::: RECORDS FOR THE TASK

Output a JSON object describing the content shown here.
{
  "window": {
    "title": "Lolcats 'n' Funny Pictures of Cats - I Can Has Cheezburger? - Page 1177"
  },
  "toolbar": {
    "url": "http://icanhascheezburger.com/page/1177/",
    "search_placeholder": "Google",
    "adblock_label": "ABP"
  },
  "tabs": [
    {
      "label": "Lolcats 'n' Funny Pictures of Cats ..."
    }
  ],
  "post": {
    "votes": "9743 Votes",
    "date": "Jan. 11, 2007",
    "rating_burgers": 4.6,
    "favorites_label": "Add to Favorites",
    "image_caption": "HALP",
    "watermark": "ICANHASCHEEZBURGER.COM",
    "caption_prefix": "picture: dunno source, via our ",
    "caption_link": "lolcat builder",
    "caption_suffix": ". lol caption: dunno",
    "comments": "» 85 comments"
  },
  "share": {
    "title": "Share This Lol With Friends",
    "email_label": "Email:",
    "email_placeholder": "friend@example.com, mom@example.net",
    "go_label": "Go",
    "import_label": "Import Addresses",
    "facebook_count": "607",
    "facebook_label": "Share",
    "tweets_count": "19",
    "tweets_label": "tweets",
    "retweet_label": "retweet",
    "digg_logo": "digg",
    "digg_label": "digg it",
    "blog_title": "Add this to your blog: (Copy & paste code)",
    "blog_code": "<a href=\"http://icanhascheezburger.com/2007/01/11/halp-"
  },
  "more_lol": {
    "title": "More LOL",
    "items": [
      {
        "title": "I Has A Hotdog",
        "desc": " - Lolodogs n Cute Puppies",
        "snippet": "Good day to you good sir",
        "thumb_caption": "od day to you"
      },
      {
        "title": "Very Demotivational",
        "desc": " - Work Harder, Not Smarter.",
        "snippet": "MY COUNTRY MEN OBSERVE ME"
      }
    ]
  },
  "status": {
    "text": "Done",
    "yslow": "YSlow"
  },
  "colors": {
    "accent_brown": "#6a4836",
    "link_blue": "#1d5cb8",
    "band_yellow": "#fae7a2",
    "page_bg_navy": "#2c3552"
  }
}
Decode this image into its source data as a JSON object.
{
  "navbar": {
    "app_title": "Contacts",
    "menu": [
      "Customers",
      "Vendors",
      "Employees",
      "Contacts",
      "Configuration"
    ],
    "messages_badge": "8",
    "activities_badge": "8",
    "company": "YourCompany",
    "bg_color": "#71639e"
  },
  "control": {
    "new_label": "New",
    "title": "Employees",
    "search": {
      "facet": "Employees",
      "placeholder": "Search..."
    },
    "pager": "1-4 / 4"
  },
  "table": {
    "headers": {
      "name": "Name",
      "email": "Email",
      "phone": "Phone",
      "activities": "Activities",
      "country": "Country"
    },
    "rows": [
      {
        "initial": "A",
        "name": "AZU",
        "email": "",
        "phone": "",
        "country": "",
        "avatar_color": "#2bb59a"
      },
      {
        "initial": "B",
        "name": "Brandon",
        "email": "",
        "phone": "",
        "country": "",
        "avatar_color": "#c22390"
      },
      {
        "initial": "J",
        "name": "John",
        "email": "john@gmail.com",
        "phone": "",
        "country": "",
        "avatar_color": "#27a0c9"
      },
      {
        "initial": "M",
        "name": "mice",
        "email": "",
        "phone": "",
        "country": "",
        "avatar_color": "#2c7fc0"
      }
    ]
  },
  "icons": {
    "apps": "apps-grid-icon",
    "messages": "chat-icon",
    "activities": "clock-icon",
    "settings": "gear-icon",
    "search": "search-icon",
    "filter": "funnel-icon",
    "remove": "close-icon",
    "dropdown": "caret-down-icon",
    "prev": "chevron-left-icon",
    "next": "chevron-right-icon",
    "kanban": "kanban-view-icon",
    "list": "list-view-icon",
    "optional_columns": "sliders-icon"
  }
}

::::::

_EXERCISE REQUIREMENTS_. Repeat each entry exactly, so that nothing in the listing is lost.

_ANSWER TO THIS TASK_.
Output a JSON object describing the content shown here.
{
  "window": {
    "title": "Lolcats 'n' Funny Pictures of Cats - I Can Has Cheezburger? - Page 1177"
  },
  "toolbar": {
    "url": "http://icanhascheezburger.com/page/1177/",
    "search_placeholder": "Google",
    "adblock_label": "ABP"
  },
  "tabs": [
    {
      "label": "Lolcats 'n' Funny Pictures of Cats ..."
    }
  ],
  "post": {
    "votes": "9743 Votes",
    "date": "Jan. 11, 2007",
    "rating_burgers": 4.6,
    "favorites_label": "Add to Favorites",
    "image_caption": "HALP",
    "watermark": "ICANHASCHEEZBURGER.COM",
    "caption_prefix": "picture: dunno source, via our ",
    "caption_link": "lolcat builder",
    "caption_suffix": ". lol caption: dunno",
    "comments": "» 85 comments"
  },
  "share": {
    "title": "Share This Lol With Friends",
    "email_label": "Email:",
    "email_placeholder": "friend@example.com, mom@example.net",
    "go_label": "Go",
    "import_label": "Import Addresses",
    "facebook_count": "607",
    "facebook_label": "Share",
    "tweets_count": "19",
    "tweets_label": "tweets",
    "retweet_label": "retweet",
    "digg_logo": "digg",
    "digg_label": "digg it",
    "blog_title": "Add this to your blog: (Copy & paste code)",
    "blog_code": "<a href=\"http://icanhascheezburger.com/2007/01/11/halp-"
  },
  "more_lol": {
    "title": "More LOL",
    "items": [
      {
        "title": "I Has A Hotdog",
        "desc": " - Lolodogs n Cute Puppies",
        "snippet": "Good day to you good sir",
        "thumb_caption": "od day to you"
      },
      {
        "title": "Very Demotivational",
        "desc": " - Work Harder, Not Smarter.",
        "snippet": "MY COUNTRY MEN OBSERVE ME"
      }
    ]
  },
  "status": {
    "text": "Done",
    "yslow": "YSlow"
  },
  "colors": {
    "accent_brown": "#6a4836",
    "link_blue": "#1d5cb8",
    "band_yellow": "#fae7a2",
    "page_bg_navy": "#2c3552"
  }
}
Decode this image into its source data as a JSON object.
{
  "navbar": {
    "app_title": "Contacts",
    "menu": [
      "Customers",
      "Vendors",
      "Employees",
      "Contacts",
      "Configuration"
    ],
    "messages_badge": "8",
    "activities_badge": "8",
    "company": "YourCompany",
    "bg_color": "#71639e"
  },
  "control": {
    "new_label": "New",
    "title": "Employees",
    "search": {
      "facet": "Employees",
      "placeholder": "Search..."
    },
    "pager": "1-4 / 4"
  },
  "table": {
    "headers": {
      "name": "Name",
      "email": "Email",
      "phone": "Phone",
      "activities": "Activities",
      "country": "Country"
    },
    "rows": [
      {
        "initial": "A",
        "name": "AZU",
        "email": "",
        "phone": "",
        "country": "",
        "avatar_color": "#2bb59a"
      },
      {
        "initial": "B",
        "name": "Brandon",
        "email": "",
        "phone": "",
        "country": "",
        "avatar_color": "#c22390"
      },
      {
        "initial": "J",
        "name": "John",
        "email": "john@gmail.com",
        "phone": "",
        "country": "",
        "avatar_color": "#27a0c9"
      },
      {
        "initial": "M",
        "name": "mice",
        "email": "",
        "phone": "",
        "country": "",
        "avatar_color": "#2c7fc0"
      }
    ]
  },
  "icons": {
    "apps": "apps-grid-icon",
    "messages": "chat-icon",
    "activities": "clock-icon",
    "settings": "gear-icon",
    "search": "search-icon",
    "filter": "funnel-icon",
    "remove": "close-icon",
    "dropdown": "caret-down-icon",
    "prev": "chevron-left-icon",
    "next": "chevron-right-icon",
    "kanban": "kanban-view-icon",
    "list": "list-view-icon",
    "optional_columns": "sliders-icon"
  }
}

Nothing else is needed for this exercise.